Evans noted that some consumers are at higher risk of having a bad experience with over-the-counter drugs. They include senior citizens, people taking several prescription or multiple OTC drugs, and those who have chronic medical conditions, such as high blood pressure, asthma or diabetes.
"Even the safest drugs can cause serious problems, she said, "including popular OTCs such as diphenhydramine, sold under the trade name Benadryl, and ibuprofen, sold under a number of trade names, including Motrin."
Pat Carroll, a registered nurse from Meriden, Conn., and author of What Nurses Know and Doctors Don't Have Time to Tell You, shares Evans' concerns. She said one of the biggest problems is that many OTCs are multi-purpose medications that can contain several powerful ingredients.
"Consumers should choose single-ingredient OTC remedies whenever they can," she said. "That way, they know exactly what they are taking, and there are no hidden ingredients to cause trouble."
As an example, Carroll pointed to unintentional acetaminophen overdoses that occur because many people don't realize the popular pain reliever is in their "maximum strength sinus, cold and allergy medicines."
"In addition to their multi-purpose OTC, some individuals take two acetaminophen tablets, such as Tylenol, for their splitting headache," she said. "The toxic range for acetaminophen starts at 5 grams a day, and the maximum recommended dose is 4 grams a day -- a slim margin of just two extra-strength tablets."
The U.S. Food and Drug Administration reports that 458 people a year in the United States die of complications related to acetaminophen. About 100 of those deaths are thought to be unintentional, according to a 2002 report on acetaminophen toxicity.
In addition, acetaminophen poisoning sends more than 56,600 people to the emergency room each year and leads to 26,000 hospital admissions. Children make up 22 percent of unintentional hospital cases, according to the FDA.
Another area of concern, Carroll and Evans agree, is the possible interaction between prescription drugs and over-the-counter drugs. The same holds true for potential interactions between OTCs and herbal remedies, and herbal remedies and prescription drugs.
"Most folks don't consider herbal remedies to be drugs, even though herbals affect the body as drugs do," Carroll said. "For example, black cohosh, often used for menopause symptoms, can lower blood pressure and exaggerate the effect of high blood pressure medications. Garlic remedies can enhance the effects of anticoagulant drugs, and St. John's wort can reduce the effects of these medications, as well as the effectiveness of many birth control pills."
Evans recommends that consumers discuss every drug they're taking -- whether an OTC, herbal or prescription medication -- with their primary-care physician, or with emergency room staff when urgent care is needed.

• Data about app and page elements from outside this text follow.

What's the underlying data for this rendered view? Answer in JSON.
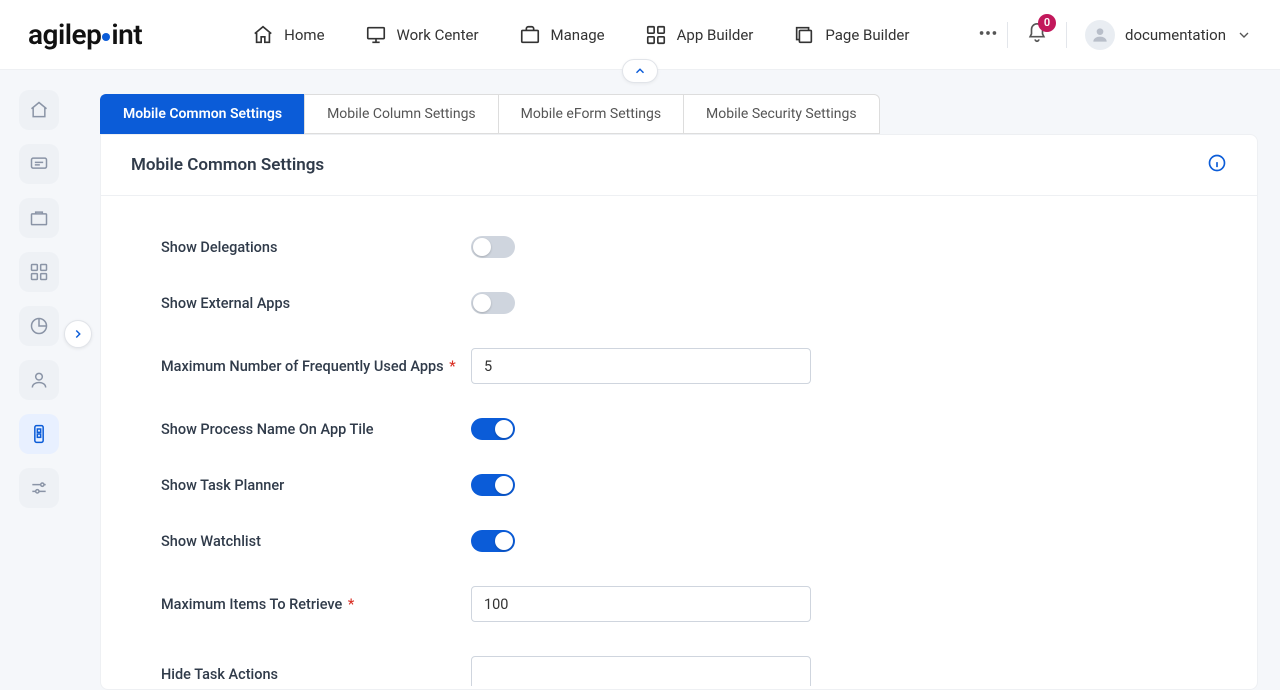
{
  "brand": "agilepoint",
  "topnav": {
    "home": "Home",
    "work_center": "Work Center",
    "manage": "Manage",
    "app_builder": "App Builder",
    "page_builder": "Page Builder"
  },
  "notifications": {
    "count": "0"
  },
  "user": {
    "name": "documentation"
  },
  "tabs": {
    "common": "Mobile Common Settings",
    "column": "Mobile Column Settings",
    "eform": "Mobile eForm Settings",
    "security": "Mobile Security Settings"
  },
  "panel": {
    "title": "Mobile Common Settings"
  },
  "fields": {
    "show_delegations": {
      "label": "Show Delegations",
      "value": false
    },
    "show_external_apps": {
      "label": "Show External Apps",
      "value": false
    },
    "max_freq_apps": {
      "label": "Maximum Number of Frequently Used Apps",
      "required": true,
      "value": "5"
    },
    "show_process_name": {
      "label": "Show Process Name On App Tile",
      "value": true
    },
    "show_task_planner": {
      "label": "Show Task Planner",
      "value": true
    },
    "show_watchlist": {
      "label": "Show Watchlist",
      "value": true
    },
    "max_items_retrieve": {
      "label": "Maximum Items To Retrieve",
      "required": true,
      "value": "100"
    },
    "hide_task_actions": {
      "label": "Hide Task Actions",
      "value": ""
    }
  }
}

"Lives have been lost because physicians were not aware of the OTC medications a patient had taken," she said.
Evans also recommends that consumers do their homework, either online or using one of the many consumer-friendly books available, before visiting the OTC aisle.
And don't forget to consult with a pharmacist, she reminds consumers who may find themselves trying to decide between a bewildering array of OTCs for even the simplest ailment.
"Take your OTC to the pharmacy and ask for advice or recommendations," she said. "That's what pharmacists are trained to provide, even for OTCs."
The Center for Drug Evaluation and Research offers valuable information about over-the-counter drugs.